Rainy Days’ small stakes and relative unimportance, though, make it easy to accept into this story universe. It really does feel like a secret chapter of Matchmaker, and I myself would place it somewhere between chapters one and three.
So by that logic, that’s an impressive four fanfictions that all take place in the same story universe. It’s like the author is writing not only their own individual stories, but their own series. Bravo!
But it wouldn’t be a real review if I didn’t find something to complain about just as I’ve praised others. And just like with the good stuff, this story is so short that there isn’t much to work with. The only flaw I can really point out is the same one I did in my last review (see Hit & Run); Scott’s dialogue. As he lists out all the things rain reminds him of, once again, he drones on a bit too long. Even that wouldn’t be such a problem if, again, he didn’t start too many sentences with the same word, this one “of”. So not only does he go on and on without Hope even asking him to, but his listing comes across as repetitive.
Were I in the author’s position, and the scene had to go this direction, it would be remedied a follows; when Scott says that rain reminds him of being a kid, and all the good times he had in it, Hope asks him about them, curious. His story time would play out much the same from there, but without the overuse of the word “of”. That way, the dialogue would come across less repetitive, though maybe a little more clichéd. From there, I would let the story play out much the way it does.

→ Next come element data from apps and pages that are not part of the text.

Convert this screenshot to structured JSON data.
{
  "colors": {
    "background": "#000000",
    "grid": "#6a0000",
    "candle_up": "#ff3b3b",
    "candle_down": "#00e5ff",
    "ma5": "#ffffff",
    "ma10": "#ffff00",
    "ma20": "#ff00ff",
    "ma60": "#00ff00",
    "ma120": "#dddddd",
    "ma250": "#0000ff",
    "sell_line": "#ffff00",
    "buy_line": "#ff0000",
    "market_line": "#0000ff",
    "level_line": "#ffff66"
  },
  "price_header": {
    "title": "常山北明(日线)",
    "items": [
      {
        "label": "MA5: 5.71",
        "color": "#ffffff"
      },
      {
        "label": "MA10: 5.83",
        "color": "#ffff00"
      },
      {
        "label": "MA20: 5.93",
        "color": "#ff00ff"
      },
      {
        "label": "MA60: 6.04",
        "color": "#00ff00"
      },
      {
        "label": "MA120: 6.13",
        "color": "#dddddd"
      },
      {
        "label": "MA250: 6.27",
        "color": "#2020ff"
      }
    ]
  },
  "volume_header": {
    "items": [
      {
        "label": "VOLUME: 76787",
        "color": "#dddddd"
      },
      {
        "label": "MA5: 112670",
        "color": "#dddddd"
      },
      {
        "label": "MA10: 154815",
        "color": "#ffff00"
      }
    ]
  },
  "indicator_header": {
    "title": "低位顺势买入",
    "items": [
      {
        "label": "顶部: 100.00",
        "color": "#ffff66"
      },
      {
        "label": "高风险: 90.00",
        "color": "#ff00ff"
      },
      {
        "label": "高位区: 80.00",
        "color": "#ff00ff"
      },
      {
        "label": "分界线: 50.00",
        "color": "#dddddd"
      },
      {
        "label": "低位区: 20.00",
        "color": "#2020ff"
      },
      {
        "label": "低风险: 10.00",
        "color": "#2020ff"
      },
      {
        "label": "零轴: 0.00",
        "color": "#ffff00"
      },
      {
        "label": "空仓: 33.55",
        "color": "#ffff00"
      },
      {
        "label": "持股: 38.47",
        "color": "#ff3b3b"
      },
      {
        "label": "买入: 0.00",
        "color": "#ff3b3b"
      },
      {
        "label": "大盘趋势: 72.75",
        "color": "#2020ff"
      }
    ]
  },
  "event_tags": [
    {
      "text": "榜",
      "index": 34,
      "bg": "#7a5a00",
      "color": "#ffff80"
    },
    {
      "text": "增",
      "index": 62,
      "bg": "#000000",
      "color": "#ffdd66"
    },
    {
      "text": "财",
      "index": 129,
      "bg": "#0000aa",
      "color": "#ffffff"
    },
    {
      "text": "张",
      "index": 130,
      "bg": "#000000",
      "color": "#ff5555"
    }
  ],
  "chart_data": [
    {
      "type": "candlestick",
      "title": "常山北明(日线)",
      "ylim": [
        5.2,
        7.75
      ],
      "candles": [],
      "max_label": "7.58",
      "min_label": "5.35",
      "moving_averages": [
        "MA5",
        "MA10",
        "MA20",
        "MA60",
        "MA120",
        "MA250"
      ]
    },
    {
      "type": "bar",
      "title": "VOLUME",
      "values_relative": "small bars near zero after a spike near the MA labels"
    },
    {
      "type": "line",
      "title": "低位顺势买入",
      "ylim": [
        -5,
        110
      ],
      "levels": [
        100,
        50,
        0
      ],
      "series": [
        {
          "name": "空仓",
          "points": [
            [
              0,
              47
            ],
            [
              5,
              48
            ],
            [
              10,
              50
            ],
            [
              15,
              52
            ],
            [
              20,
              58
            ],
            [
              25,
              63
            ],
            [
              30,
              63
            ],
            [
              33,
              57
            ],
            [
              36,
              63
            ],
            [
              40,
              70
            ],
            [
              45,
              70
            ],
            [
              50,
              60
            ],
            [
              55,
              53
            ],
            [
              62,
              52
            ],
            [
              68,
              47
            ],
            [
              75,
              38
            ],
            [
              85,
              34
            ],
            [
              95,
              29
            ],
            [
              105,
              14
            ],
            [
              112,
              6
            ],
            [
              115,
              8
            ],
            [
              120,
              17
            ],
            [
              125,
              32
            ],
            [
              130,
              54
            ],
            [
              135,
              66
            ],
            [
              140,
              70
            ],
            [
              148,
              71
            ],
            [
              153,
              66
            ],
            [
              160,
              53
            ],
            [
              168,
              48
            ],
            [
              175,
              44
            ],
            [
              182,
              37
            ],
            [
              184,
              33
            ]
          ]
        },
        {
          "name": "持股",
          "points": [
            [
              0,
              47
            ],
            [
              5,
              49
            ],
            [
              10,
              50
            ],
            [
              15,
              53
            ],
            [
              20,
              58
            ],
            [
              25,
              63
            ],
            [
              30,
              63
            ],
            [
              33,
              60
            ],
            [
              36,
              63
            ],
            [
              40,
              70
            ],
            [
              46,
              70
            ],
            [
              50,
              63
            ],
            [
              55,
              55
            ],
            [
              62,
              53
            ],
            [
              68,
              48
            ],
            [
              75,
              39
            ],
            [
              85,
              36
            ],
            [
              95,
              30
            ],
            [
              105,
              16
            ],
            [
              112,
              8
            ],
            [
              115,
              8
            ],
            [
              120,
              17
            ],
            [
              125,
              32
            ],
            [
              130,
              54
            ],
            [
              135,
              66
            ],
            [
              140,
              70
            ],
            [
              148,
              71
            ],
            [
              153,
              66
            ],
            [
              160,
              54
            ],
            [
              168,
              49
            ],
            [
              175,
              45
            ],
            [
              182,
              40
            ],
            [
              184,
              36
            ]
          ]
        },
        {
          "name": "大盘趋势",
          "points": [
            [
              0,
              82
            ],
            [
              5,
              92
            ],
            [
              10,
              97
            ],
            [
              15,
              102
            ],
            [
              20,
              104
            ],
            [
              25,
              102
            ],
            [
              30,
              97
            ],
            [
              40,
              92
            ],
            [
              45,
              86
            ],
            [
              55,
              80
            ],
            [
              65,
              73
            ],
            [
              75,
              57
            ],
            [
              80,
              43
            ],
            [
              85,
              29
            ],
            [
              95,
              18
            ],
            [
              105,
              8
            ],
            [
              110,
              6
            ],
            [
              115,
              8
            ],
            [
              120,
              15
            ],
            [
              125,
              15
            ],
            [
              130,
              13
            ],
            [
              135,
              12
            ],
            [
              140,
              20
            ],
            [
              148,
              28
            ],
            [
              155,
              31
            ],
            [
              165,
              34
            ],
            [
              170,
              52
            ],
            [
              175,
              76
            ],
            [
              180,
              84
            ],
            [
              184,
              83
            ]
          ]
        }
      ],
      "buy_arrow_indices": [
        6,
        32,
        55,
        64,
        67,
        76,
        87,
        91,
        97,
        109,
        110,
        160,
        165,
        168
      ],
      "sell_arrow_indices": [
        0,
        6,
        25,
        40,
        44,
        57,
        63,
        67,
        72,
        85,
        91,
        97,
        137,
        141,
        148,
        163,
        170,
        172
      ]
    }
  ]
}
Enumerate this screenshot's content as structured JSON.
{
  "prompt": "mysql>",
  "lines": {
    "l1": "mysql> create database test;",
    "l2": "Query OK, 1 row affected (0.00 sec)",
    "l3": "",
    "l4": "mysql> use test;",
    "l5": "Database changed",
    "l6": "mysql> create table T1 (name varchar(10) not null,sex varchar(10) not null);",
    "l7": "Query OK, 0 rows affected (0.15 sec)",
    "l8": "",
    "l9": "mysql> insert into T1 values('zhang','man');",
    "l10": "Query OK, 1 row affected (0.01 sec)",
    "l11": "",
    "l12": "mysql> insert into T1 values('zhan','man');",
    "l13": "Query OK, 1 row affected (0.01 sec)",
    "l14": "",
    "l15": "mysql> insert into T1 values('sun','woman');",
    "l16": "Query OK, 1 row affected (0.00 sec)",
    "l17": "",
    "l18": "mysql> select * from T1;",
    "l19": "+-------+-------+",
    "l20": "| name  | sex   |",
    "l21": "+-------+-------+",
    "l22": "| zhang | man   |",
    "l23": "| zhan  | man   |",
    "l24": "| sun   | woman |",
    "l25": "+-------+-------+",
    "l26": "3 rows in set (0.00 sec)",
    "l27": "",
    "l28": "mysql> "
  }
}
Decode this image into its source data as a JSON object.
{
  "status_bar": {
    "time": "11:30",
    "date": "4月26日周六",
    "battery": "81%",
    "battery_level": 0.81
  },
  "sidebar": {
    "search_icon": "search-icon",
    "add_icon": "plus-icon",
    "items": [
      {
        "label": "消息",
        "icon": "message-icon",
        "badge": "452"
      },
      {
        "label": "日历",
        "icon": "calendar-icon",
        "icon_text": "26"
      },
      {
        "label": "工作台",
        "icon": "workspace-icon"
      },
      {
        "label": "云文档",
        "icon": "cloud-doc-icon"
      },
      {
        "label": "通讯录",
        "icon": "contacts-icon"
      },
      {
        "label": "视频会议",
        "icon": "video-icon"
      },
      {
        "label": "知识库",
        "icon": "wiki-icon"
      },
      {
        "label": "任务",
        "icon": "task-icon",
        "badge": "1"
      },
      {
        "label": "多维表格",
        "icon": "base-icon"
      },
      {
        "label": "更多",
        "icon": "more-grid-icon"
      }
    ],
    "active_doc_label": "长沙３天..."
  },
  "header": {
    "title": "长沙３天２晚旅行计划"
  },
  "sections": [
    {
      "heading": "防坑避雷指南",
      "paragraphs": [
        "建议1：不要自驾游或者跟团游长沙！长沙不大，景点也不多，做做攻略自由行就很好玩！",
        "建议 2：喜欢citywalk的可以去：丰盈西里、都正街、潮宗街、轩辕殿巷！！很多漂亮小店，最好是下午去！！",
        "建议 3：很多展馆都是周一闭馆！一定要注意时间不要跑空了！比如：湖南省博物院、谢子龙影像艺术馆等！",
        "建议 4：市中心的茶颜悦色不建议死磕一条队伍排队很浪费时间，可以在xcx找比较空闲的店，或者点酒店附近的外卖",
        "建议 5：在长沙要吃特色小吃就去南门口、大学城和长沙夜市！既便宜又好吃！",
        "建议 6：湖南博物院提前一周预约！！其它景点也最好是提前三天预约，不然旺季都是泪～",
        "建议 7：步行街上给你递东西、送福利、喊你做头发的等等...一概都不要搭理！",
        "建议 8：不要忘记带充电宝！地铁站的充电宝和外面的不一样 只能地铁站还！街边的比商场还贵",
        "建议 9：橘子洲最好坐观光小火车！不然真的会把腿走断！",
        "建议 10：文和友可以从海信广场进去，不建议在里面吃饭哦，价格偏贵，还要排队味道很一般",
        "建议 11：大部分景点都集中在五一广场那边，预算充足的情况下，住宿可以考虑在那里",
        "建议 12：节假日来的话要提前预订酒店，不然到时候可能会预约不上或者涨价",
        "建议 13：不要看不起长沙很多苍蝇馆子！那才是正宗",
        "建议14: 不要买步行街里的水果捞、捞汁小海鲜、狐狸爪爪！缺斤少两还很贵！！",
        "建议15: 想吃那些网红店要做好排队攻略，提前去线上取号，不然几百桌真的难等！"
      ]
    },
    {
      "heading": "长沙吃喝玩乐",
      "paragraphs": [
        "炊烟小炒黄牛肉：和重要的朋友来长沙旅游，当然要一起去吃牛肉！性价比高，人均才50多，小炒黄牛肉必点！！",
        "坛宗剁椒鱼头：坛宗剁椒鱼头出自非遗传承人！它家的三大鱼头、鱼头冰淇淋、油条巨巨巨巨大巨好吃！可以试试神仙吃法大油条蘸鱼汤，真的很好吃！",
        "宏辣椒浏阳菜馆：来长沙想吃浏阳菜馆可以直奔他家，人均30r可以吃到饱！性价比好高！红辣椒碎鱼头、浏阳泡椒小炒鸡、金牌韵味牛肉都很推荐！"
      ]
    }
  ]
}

Which also means that that’s pretty much all the constructive criticism I can offer. This fanfic may not have the stakes or emotional weight that some of this author’s other works may have, but I don’t really think it’s meant to. As I’ve stated above, it’s just one moment out of many; we’re not meant to be blown away by a powerful act of true love, we’re supposed to be emotionally touched, and then move on. At that, it most certainly succeeds.
The last thing I can really say about this story, as well as all the others, is just how much the author puts of themselves into it. It’s clear that they care very much about this couple, and want to see things work out between them as much as I do in a future Marvel movie. But until then, they’ll just post their own renditions of how it could go, and take care to convey them in loving detail. With all the affectionate wording they invest into it, Rainy Days truly is a sweet nothing from f-romanoff-13 to the shipping of Scott and Hope.
And with that, I believe that’s my last review for this author’s Scott-Hope fanfictions, at least until they strike again. I would love to see more such works from them — heck, I have a few story ideas of my own that I might even send them. But until then, I feel like the only appropriate way to end this little adventure is with a top six list. From worst to best, here’s my ranking for this author’s Scott-Hope fanfics;
At number six is the ultimately tolerable Fault Lines.
Number five, it’s the largely pointless addition, Baby Bumble.
Number four is Rainy Days; low stakes and short, but sweet.
The number three spot belongs to A Very Merry Lang-Van Dyne Christmas, a nice holiday surprise.
Number two; the risk that paid off, Hit & Run.
And at number one… you knew this was coming; Cassie Lang: Matchmaker — the queen who has yet to be dethroned.
To anyone who’s been keeping up with my reviews — especially f-romanoff-13 — I hope you found them interesting or even helpful. For now, this is Mikaelus the Critic signing off.